• [Required work]:
Each entry that follows needs to be written out exactly, with nothing left out.

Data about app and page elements
_ _ _ _

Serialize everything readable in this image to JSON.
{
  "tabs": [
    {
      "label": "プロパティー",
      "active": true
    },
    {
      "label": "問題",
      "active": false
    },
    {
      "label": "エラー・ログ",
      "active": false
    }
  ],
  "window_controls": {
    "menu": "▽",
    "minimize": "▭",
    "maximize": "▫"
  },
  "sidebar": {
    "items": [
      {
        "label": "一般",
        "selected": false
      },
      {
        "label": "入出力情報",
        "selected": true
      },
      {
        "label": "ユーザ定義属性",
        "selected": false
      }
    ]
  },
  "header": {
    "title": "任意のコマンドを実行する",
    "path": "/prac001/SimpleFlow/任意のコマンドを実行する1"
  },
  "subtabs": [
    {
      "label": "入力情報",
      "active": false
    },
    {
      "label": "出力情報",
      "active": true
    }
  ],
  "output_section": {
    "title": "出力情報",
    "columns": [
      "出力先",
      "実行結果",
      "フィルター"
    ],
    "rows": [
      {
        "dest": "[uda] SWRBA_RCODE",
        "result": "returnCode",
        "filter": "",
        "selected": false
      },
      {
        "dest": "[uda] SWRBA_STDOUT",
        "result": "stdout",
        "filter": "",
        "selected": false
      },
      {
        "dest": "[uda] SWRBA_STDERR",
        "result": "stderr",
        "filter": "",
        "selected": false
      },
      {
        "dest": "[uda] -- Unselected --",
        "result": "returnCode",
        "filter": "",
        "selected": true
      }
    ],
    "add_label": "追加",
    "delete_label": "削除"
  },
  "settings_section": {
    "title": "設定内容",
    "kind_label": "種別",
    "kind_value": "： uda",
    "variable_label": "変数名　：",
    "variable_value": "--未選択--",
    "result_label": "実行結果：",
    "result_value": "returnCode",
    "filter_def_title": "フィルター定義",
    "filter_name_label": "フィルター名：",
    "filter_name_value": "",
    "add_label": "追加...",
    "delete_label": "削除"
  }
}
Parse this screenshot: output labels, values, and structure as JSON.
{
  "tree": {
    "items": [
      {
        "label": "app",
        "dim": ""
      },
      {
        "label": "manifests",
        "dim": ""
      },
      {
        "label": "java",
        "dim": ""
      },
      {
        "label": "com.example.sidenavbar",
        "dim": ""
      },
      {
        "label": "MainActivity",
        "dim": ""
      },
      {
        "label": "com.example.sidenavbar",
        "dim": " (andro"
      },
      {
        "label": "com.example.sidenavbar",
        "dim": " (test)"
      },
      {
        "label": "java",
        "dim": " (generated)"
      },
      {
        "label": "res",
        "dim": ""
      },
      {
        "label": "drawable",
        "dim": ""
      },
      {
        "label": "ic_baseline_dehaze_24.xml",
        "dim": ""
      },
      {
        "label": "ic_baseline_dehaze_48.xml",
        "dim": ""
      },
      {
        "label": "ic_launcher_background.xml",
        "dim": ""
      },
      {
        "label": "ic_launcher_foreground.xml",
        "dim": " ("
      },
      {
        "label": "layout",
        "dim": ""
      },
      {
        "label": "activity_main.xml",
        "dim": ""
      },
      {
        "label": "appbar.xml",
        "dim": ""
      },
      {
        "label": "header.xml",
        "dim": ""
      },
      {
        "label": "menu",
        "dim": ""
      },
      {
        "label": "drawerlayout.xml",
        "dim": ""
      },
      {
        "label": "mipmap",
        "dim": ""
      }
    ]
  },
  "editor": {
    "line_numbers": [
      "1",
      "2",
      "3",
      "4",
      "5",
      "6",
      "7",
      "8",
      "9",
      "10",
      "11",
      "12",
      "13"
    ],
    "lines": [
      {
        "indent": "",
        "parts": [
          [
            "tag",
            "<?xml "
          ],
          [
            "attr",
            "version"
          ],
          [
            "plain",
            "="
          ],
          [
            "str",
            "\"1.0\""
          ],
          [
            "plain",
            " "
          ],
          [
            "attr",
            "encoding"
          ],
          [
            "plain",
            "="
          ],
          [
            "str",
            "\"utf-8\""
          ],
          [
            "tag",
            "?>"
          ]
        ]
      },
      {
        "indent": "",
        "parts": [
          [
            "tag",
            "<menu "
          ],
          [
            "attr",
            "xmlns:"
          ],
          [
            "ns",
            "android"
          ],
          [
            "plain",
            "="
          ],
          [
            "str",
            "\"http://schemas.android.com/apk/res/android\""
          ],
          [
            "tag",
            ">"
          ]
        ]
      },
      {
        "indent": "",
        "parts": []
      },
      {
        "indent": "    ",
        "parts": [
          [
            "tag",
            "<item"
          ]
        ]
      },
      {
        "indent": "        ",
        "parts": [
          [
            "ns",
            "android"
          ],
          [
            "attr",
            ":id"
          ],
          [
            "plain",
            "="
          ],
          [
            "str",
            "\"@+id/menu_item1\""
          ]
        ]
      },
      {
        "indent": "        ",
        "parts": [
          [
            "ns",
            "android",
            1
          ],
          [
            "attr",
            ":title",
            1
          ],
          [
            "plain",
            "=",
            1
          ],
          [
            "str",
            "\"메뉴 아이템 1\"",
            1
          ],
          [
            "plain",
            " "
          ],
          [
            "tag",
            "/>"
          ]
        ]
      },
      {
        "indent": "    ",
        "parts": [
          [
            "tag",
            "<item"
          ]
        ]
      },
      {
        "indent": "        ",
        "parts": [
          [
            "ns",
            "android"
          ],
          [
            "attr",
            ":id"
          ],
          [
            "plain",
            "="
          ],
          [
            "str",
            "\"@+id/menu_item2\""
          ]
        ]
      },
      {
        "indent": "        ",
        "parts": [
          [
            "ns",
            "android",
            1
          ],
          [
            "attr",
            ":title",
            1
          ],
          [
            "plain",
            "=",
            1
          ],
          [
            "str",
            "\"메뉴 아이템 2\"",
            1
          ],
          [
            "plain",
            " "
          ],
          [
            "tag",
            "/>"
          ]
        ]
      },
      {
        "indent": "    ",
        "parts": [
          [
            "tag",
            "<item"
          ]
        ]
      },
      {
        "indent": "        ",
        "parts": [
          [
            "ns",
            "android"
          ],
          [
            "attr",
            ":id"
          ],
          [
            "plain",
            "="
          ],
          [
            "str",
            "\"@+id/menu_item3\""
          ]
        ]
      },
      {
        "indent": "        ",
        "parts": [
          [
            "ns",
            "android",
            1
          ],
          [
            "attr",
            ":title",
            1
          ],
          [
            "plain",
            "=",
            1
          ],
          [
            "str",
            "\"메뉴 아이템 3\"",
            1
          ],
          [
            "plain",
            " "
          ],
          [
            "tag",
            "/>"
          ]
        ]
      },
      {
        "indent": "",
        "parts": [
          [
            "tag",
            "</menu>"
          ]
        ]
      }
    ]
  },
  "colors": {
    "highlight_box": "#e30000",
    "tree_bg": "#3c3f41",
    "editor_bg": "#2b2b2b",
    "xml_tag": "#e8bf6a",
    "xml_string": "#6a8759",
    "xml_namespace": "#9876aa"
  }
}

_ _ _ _

• [Response box]:
Serialize everything readable in this image to JSON.
{
  "tabs": [
    {
      "label": "プロパティー",
      "active": true
    },
    {
      "label": "問題",
      "active": false
    },
    {
      "label": "エラー・ログ",
      "active": false
    }
  ],
  "window_controls": {
    "menu": "▽",
    "minimize": "▭",
    "maximize": "▫"
  },
  "sidebar": {
    "items": [
      {
        "label": "一般",
        "selected": false
      },
      {
        "label": "入出力情報",
        "selected": true
      },
      {
        "label": "ユーザ定義属性",
        "selected": false
      }
    ]
  },
  "header": {
    "title": "任意のコマンドを実行する",
    "path": "/prac001/SimpleFlow/任意のコマンドを実行する1"
  },
  "subtabs": [
    {
      "label": "入力情報",
      "active": false
    },
    {
      "label": "出力情報",
      "active": true
    }
  ],
  "output_section": {
    "title": "出力情報",
    "columns": [
      "出力先",
      "実行結果",
      "フィルター"
    ],
    "rows": [
      {
        "dest": "[uda] SWRBA_RCODE",
        "result": "returnCode",
        "filter": "",
        "selected": false
      },
      {
        "dest": "[uda] SWRBA_STDOUT",
        "result": "stdout",
        "filter": "",
        "selected": false
      },
      {
        "dest": "[uda] SWRBA_STDERR",
        "result": "stderr",
        "filter": "",
        "selected": false
      },
      {
        "dest": "[uda] -- Unselected --",
        "result": "returnCode",
        "filter": "",
        "selected": true
      }
    ],
    "add_label": "追加",
    "delete_label": "削除"
  },
  "settings_section": {
    "title": "設定内容",
    "kind_label": "種別",
    "kind_value": "： uda",
    "variable_label": "変数名　：",
    "variable_value": "--未選択--",
    "result_label": "実行結果：",
    "result_value": "returnCode",
    "filter_def_title": "フィルター定義",
    "filter_name_label": "フィルター名：",
    "filter_name_value": "",
    "add_label": "追加...",
    "delete_label": "削除"
  }
}
Parse this screenshot: output labels, values, and structure as JSON.
{
  "tree": {
    "items": [
      {
        "label": "app",
        "dim": ""
      },
      {
        "label": "manifests",
        "dim": ""
      },
      {
        "label": "java",
        "dim": ""
      },
      {
        "label": "com.example.sidenavbar",
        "dim": ""
      },
      {
        "label": "MainActivity",
        "dim": ""
      },
      {
        "label": "com.example.sidenavbar",
        "dim": " (andro"
      },
      {
        "label": "com.example.sidenavbar",
        "dim": " (test)"
      },
      {
        "label": "java",
        "dim": " (generated)"
      },
      {
        "label": "res",
        "dim": ""
      },
      {
        "label": "drawable",
        "dim": ""
      },
      {
        "label": "ic_baseline_dehaze_24.xml",
        "dim": ""
      },
      {
        "label": "ic_baseline_dehaze_48.xml",
        "dim": ""
      },
      {
        "label": "ic_launcher_background.xml",
        "dim": ""
      },
      {
        "label": "ic_launcher_foreground.xml",
        "dim": " ("
      },
      {
        "label": "layout",
        "dim": ""
      },
      {
        "label": "activity_main.xml",
        "dim": ""
      },
      {
        "label": "appbar.xml",
        "dim": ""
      },
      {
        "label": "header.xml",
        "dim": ""
      },
      {
        "label": "menu",
        "dim": ""
      },
      {
        "label": "drawerlayout.xml",
        "dim": ""
      },
      {
        "label": "mipmap",
        "dim": ""
      }
    ]
  },
  "editor": {
    "line_numbers": [
      "1",
      "2",
      "3",
      "4",
      "5",
      "6",
      "7",
      "8",
      "9",
      "10",
      "11",
      "12",
      "13"
    ],
    "lines": [
      {
        "indent": "",
        "parts": [
          [
            "tag",
            "<?xml "
          ],
          [
            "attr",
            "version"
          ],
          [
            "plain",
            "="
          ],
          [
            "str",
            "\"1.0\""
          ],
          [
            "plain",
            " "
          ],
          [
            "attr",
            "encoding"
          ],
          [
            "plain",
            "="
          ],
          [
            "str",
            "\"utf-8\""
          ],
          [
            "tag",
            "?>"
          ]
        ]
      },
      {
        "indent": "",
        "parts": [
          [
            "tag",
            "<menu "
          ],
          [
            "attr",
            "xmlns:"
          ],
          [
            "ns",
            "android"
          ],
          [
            "plain",
            "="
          ],
          [
            "str",
            "\"http://schemas.android.com/apk/res/android\""
          ],
          [
            "tag",
            ">"
          ]
        ]
      },
      {
        "indent": "",
        "parts": []
      },
      {
        "indent": "    ",
        "parts": [
          [
            "tag",
            "<item"
          ]
        ]
      },
      {
        "indent": "        ",
        "parts": [
          [
            "ns",
            "android"
          ],
          [
            "attr",
            ":id"
          ],
          [
            "plain",
            "="
          ],
          [
            "str",
            "\"@+id/menu_item1\""
          ]
        ]
      },
      {
        "indent": "        ",
        "parts": [
          [
            "ns",
            "android",
            1
          ],
          [
            "attr",
            ":title",
            1
          ],
          [
            "plain",
            "=",
            1
          ],
          [
            "str",
            "\"메뉴 아이템 1\"",
            1
          ],
          [
            "plain",
            " "
          ],
          [
            "tag",
            "/>"
          ]
        ]
      },
      {
        "indent": "    ",
        "parts": [
          [
            "tag",
            "<item"
          ]
        ]
      },
      {
        "indent": "        ",
        "parts": [
          [
            "ns",
            "android"
          ],
          [
            "attr",
            ":id"
          ],
          [
            "plain",
            "="
          ],
          [
            "str",
            "\"@+id/menu_item2\""
          ]
        ]
      },
      {
        "indent": "        ",
        "parts": [
          [
            "ns",
            "android",
            1
          ],
          [
            "attr",
            ":title",
            1
          ],
          [
            "plain",
            "=",
            1
          ],
          [
            "str",
            "\"메뉴 아이템 2\"",
            1
          ],
          [
            "plain",
            " "
          ],
          [
            "tag",
            "/>"
          ]
        ]
      },
      {
        "indent": "    ",
        "parts": [
          [
            "tag",
            "<item"
          ]
        ]
      },
      {
        "indent": "        ",
        "parts": [
          [
            "ns",
            "android"
          ],
          [
            "attr",
            ":id"
          ],
          [
            "plain",
            "="
          ],
          [
            "str",
            "\"@+id/menu_item3\""
          ]
        ]
      },
      {
        "indent": "        ",
        "parts": [
          [
            "ns",
            "android",
            1
          ],
          [
            "attr",
            ":title",
            1
          ],
          [
            "plain",
            "=",
            1
          ],
          [
            "str",
            "\"메뉴 아이템 3\"",
            1
          ],
          [
            "plain",
            " "
          ],
          [
            "tag",
            "/>"
          ]
        ]
      },
      {
        "indent": "",
        "parts": [
          [
            "tag",
            "</menu>"
          ]
        ]
      }
    ]
  },
  "colors": {
    "highlight_box": "#e30000",
    "tree_bg": "#3c3f41",
    "editor_bg": "#2b2b2b",
    "xml_tag": "#e8bf6a",
    "xml_string": "#6a8759",
    "xml_namespace": "#9876aa"
  }
}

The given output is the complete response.